14 PREPUBLICATION COPYâUncorrected Proofs summarizes the available information on the performance of the IBRC bridges and the utility of the IBRC materials and technologies. Chapter 5 presents the committee's conclusions on the performance of the IBRC projects in meeting the goals of the program, the utility of the IBRC technologies, and opportunities to reduce life-cycle costs with new technology; and recommendations on research needs and on federal actions to promote innovation in highway bridge construction. ========================================================================== Box 1.1 Study on Performance of Bridges Statement of Task An ad hoc committee will conduct a study on the performance of bridges that received funding under the innovative bridge research and construction program under section 503(b) of title 23, United States Code (as in effect on the day before the date of enactment of Public Law 109-59; 119 Stat. 1144) in meeting the goals of that program, which included: (1) the development of new, cost-effective, innovative materials for highway bridge applications; (2) the reduction of maintenance costs and life-cycle costs of bridges, including the costs of new construction, replacement, or rehabilitation of deficient bridges; (3) the development of construction techniques to increase safety and reduce construction time and traffic congestion; (4) the development of engineering design criteria for innovative products and materials for use in highway bridges and structures; (5) the development of cost-effective and innovative techniques to separate vehicle and pedestrian traffic from railroad traffic; (6) the development of highway bridges and structures that will withstand natural disasters, including alternative processes for the seismic retrofit of bridges; and (7) the development of new nondestructive bridge evaluation technologies and techniques.
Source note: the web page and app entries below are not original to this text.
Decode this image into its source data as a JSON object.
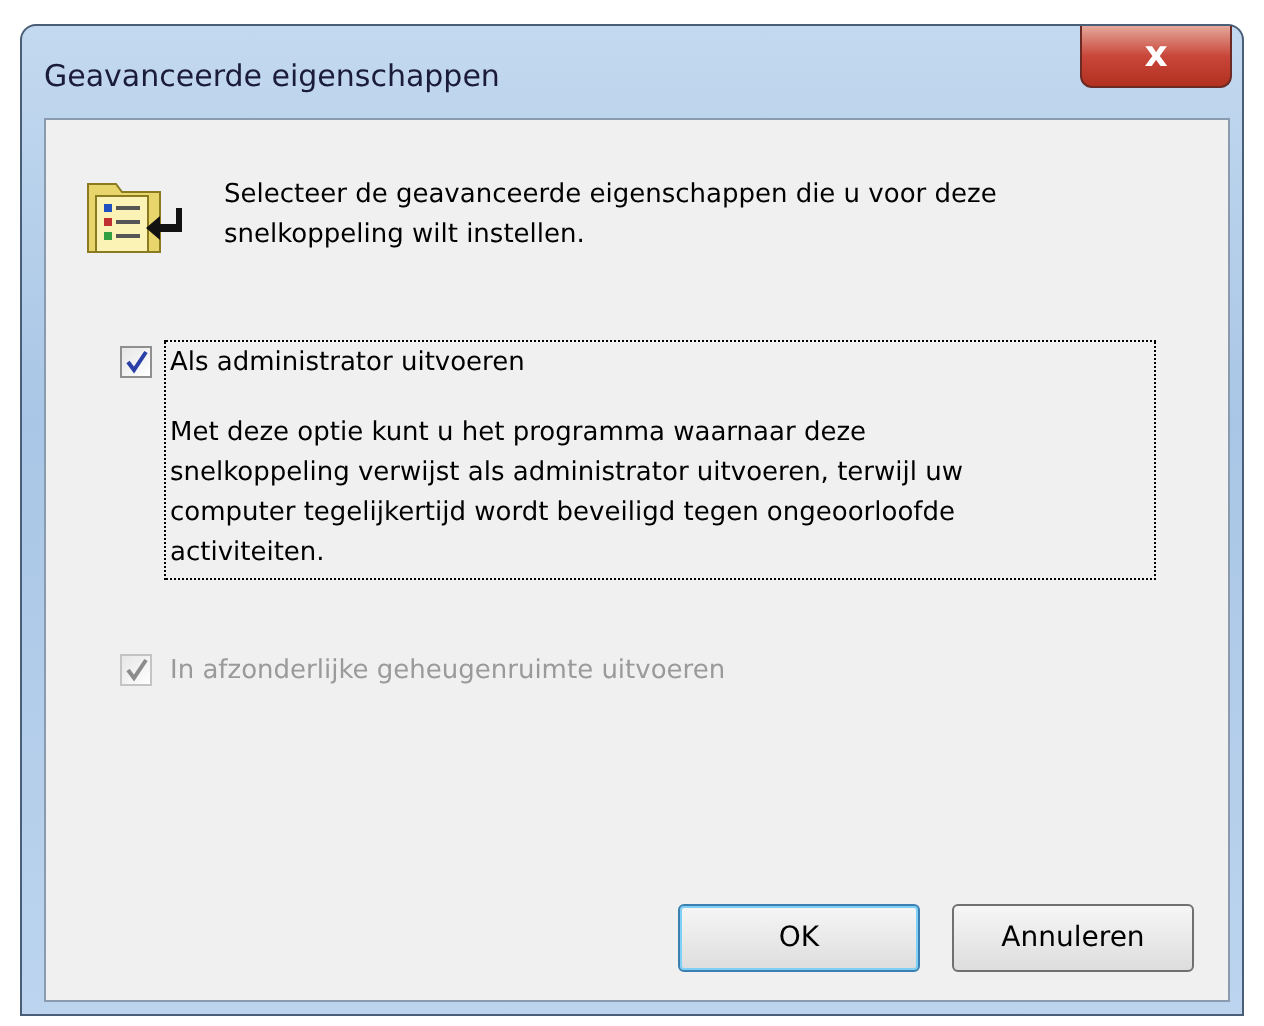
{
  "window": {
    "title": "Geavanceerde eigenschappen",
    "close_button": "x"
  },
  "intro": "Selecteer de geavanceerde eigenschappen die u voor deze snelkoppeling wilt instellen.",
  "options": [
    {
      "label": "Als administrator uitvoeren",
      "checked": true,
      "disabled": false,
      "focused": true,
      "description": "Met deze optie kunt u het programma waarnaar deze snelkoppeling verwijst als administrator uitvoeren, terwijl uw computer tegelijkertijd wordt beveiligd tegen ongeoorloofde activiteiten."
    },
    {
      "label": "In afzonderlijke geheugenruimte uitvoeren",
      "checked": true,
      "disabled": true,
      "focused": false
    }
  ],
  "buttons": [
    {
      "label": "OK",
      "default": true
    },
    {
      "label": "Annuleren",
      "default": false
    }
  ]
}
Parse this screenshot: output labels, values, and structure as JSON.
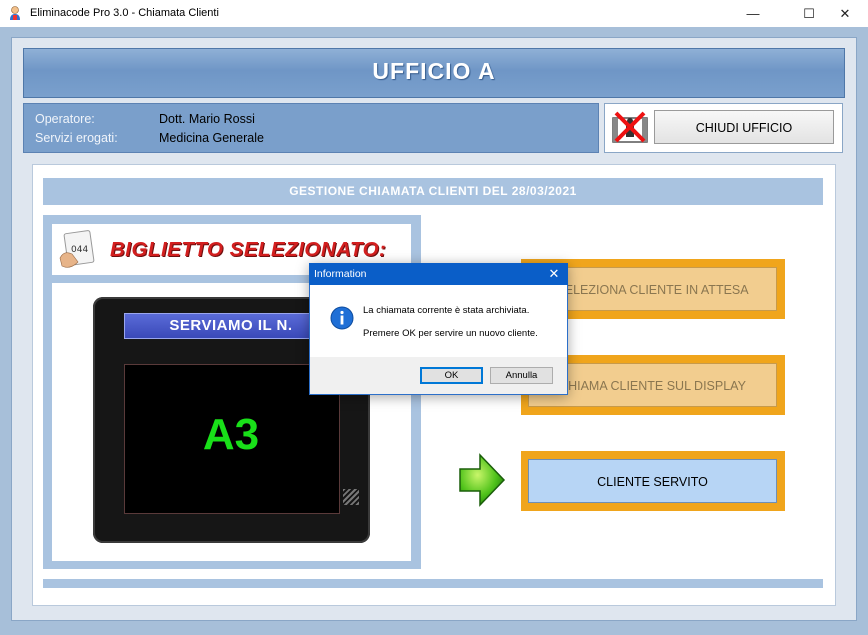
{
  "window": {
    "title": "Eliminacode Pro 3.0 - Chiamata Clienti",
    "minimize": "—",
    "maximize": "☐",
    "close": "✕"
  },
  "header": {
    "office_title": "UFFICIO A"
  },
  "info": {
    "operator_label": "Operatore:",
    "operator_value": "Dott. Mario Rossi",
    "services_label": "Servizi erogati:",
    "services_value": "Medicina Generale"
  },
  "close_office": {
    "label": "CHIUDI UFFICIO"
  },
  "section": {
    "title": "GESTIONE CHIAMATA CLIENTI DEL 28/03/2021"
  },
  "ticket": {
    "icon_number": "044",
    "selected_label": "BIGLIETTO SELEZIONATO:"
  },
  "display": {
    "banner": "SERVIAMO IL N.",
    "number": "A3"
  },
  "actions": {
    "select_waiting": "SELEZIONA CLIENTE IN ATTESA",
    "call_display": "CHIAMA CLIENTE SUL DISPLAY",
    "served": "CLIENTE SERVITO"
  },
  "dialog": {
    "title": "Information",
    "close": "✕",
    "message_line1": "La chiamata corrente è stata archiviata.",
    "message_line2": "Premere OK per servire un nuovo cliente.",
    "ok": "OK",
    "cancel": "Annulla"
  },
  "colors": {
    "accent_blue": "#0a5ec8",
    "button_orange": "#f0a51c",
    "ticket_green": "#19e019",
    "ticket_red": "#d31f1f"
  }
}
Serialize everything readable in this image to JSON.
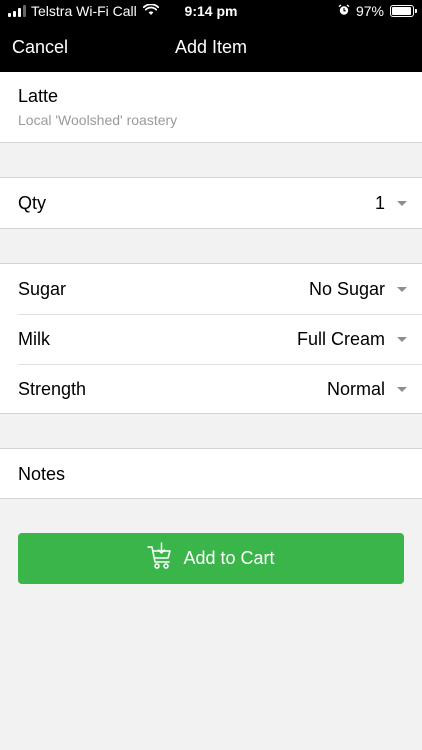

The study will include: (1) an analysis of the performance of bridges that received funding under the program in meeting the goals described in items (1) through (7) above; (2) an analysis of the utility, compared to conventional materials and technologies, of each of the innovative materials and technologies used in projects for bridges under the program in meeting the needs of the United States in 2015 and in the future for a sustainable and low life-cycle cost transportation system; (3) recommendations to Congress on how the installed and life-cycle costs of bridges could be reduced through the use of innovative materials and technologies, including, as appropriate, any changes in the design and construction of bridges needed to maximize the cost reductions; and (4) a summary of any additional research that may be needed to further evaluate innovative approaches to reducing the installed and life-cycle costs of highway bridges. =========================================================================